There is no approved tuberculosis vaccine capable of preventing pulmonary TB disease in adolescents and adults, who accounted for 89% of people who fell ill with TB in 2018. The live attenuated vaccine, Bacille Calmette-Guerin (BCG), has been in use for nearly a century, and while it is effective in preventing severe TB disease in infants and young children, it provides limited protection against pulmonary TB in adolescents and adults.

TB is the world’s deadliest infectious disease, with 10 million new cases and 1.5 million deaths in 2018 alone. The burden of disease is concentrated with over 97% of reported TB cases occurring in low- and middle-income countries.

Recently published final results of a phase IIb trial in South Africa, Kenya and Zambia conducted in partnership with IAVI showed that M72/AS01E had an acceptable safety profile and reduced cases of TB in HIV-negative adults with latent TB infections by half. The Gates MRI will lead vaccine candidate development and sponsor future clinical trials. GSK will provide the AS01 adjuvant for this development programme.

Dr. Thomas Breuer, Chief Medical Officer of GSK Vaccines, commented: “At GSK, we are very proud to have developed a TB vaccine candidate which has shown promising clinical trial results in adolescents and adults where the need to combat the TB epidemic is greatest. We are delighted to announce this ambitious collaboration to enable key partners to further build on and progress our scientific innovation.”
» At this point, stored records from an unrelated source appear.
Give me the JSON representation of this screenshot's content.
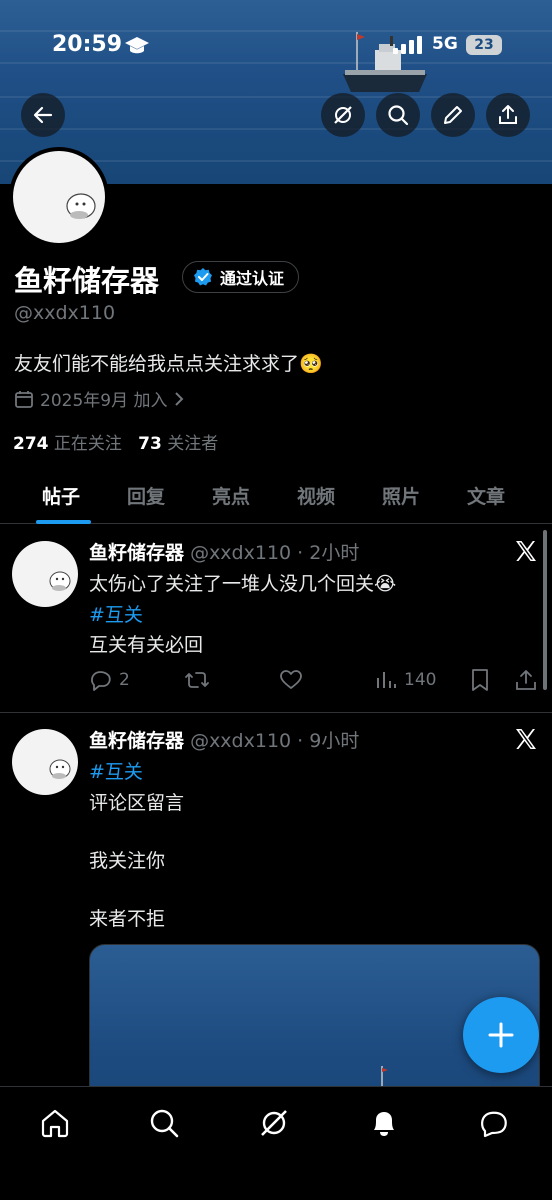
{
  "status_bar": {
    "time": "20:59",
    "network": "5G",
    "battery": "23"
  },
  "header": {
    "back_icon": "arrow-left-icon",
    "actions": [
      "grok-icon",
      "search-icon",
      "edit-icon",
      "share-icon"
    ]
  },
  "profile": {
    "name": "鱼籽储存器",
    "verified_label": "通过认证",
    "handle": "@xxdx110",
    "bio": "友友们能不能给我点点关注求求了🥺",
    "joined": "2025年9月 加入",
    "following_count": "274",
    "following_label": "正在关注",
    "followers_count": "73",
    "followers_label": "关注者"
  },
  "tabs": [
    {
      "label": "帖子",
      "active": true
    },
    {
      "label": "回复"
    },
    {
      "label": "亮点"
    },
    {
      "label": "视频"
    },
    {
      "label": "照片"
    },
    {
      "label": "文章"
    }
  ],
  "posts": [
    {
      "author": "鱼籽储存器",
      "meta": "@xxdx110 · 2小时",
      "lines": [
        "太伤心了关注了一堆人没几个回关😭",
        "#互关",
        "互关有关必回"
      ],
      "replies": "2",
      "views": "140"
    },
    {
      "author": "鱼籽储存器",
      "meta": "@xxdx110 · 9小时",
      "lines": [
        "#互关",
        "评论区留言",
        "我关注你",
        "来者不拒"
      ]
    }
  ],
  "fab": {
    "label": "+"
  },
  "bottom_nav": [
    "home-icon",
    "search-icon",
    "grok-icon",
    "notifications-icon",
    "messages-icon"
  ],
  "colors": {
    "accent": "#1d9bf0",
    "background": "#000000",
    "muted": "#71767b"
  }
}
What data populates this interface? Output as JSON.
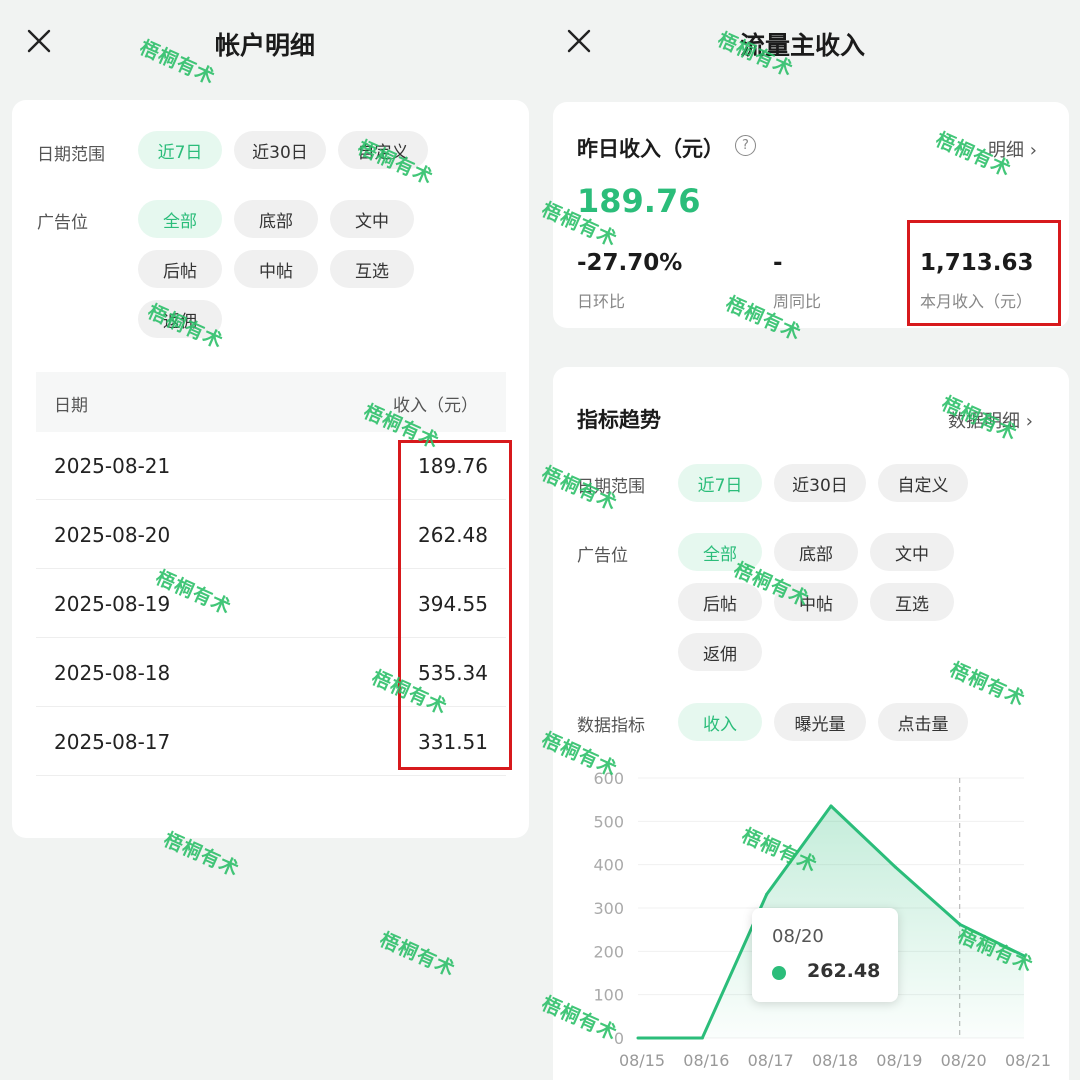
{
  "left": {
    "title": "帐户明细",
    "filters": {
      "date_label": "日期范围",
      "date_options": [
        "近7日",
        "近30日",
        "自定义"
      ],
      "ad_label": "广告位",
      "ad_options": [
        "全部",
        "底部",
        "文中",
        "后帖",
        "中帖",
        "互选",
        "返佣"
      ]
    },
    "table": {
      "columns": [
        "日期",
        "收入（元）"
      ],
      "rows": [
        {
          "date": "2025-08-21",
          "value": "189.76"
        },
        {
          "date": "2025-08-20",
          "value": "262.48"
        },
        {
          "date": "2025-08-19",
          "value": "394.55"
        },
        {
          "date": "2025-08-18",
          "value": "535.34"
        },
        {
          "date": "2025-08-17",
          "value": "331.51"
        }
      ]
    }
  },
  "right": {
    "title": "流量主收入",
    "summary": {
      "heading": "昨日收入（元）",
      "detail_link": "明细",
      "amount": "189.76",
      "stats": [
        {
          "value": "-27.70%",
          "label": "日环比"
        },
        {
          "value": "-",
          "label": "周同比"
        },
        {
          "value": "1,713.63",
          "label": "本月收入（元）"
        }
      ]
    },
    "trend": {
      "heading": "指标趋势",
      "detail_link": "数据明细",
      "date_label": "日期范围",
      "date_options": [
        "近7日",
        "近30日",
        "自定义"
      ],
      "ad_label": "广告位",
      "ad_options": [
        "全部",
        "底部",
        "文中",
        "后帖",
        "中帖",
        "互选",
        "返佣"
      ],
      "metric_label": "数据指标",
      "metric_options": [
        "收入",
        "曝光量",
        "点击量"
      ],
      "tooltip": {
        "date": "08/20",
        "value": "262.48"
      }
    }
  },
  "watermark_text": "梧桐有术",
  "colors": {
    "accent": "#2bbd7a",
    "highlight_box": "#d7191c"
  },
  "chart_data": {
    "type": "area",
    "categories": [
      "08/15",
      "08/16",
      "08/17",
      "08/18",
      "08/19",
      "08/20",
      "08/21"
    ],
    "values": [
      0,
      0,
      331.51,
      535.34,
      394.55,
      262.48,
      189.76
    ],
    "ylim": [
      0,
      600
    ],
    "yticks": [
      0,
      100,
      200,
      300,
      400,
      500,
      600
    ],
    "highlight_category": "08/20"
  }
}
Philip Thomson, President, Global Affairs at GSK, said: “Today’s new agreement signals a new and exciting phase in our efforts to improve global public health through medical innovation.  For us, this type of alliance means we can take a more sustainable approach to global health, focusing our efforts and expertise on science and research, while partnering with others to ensure their development and delivery.”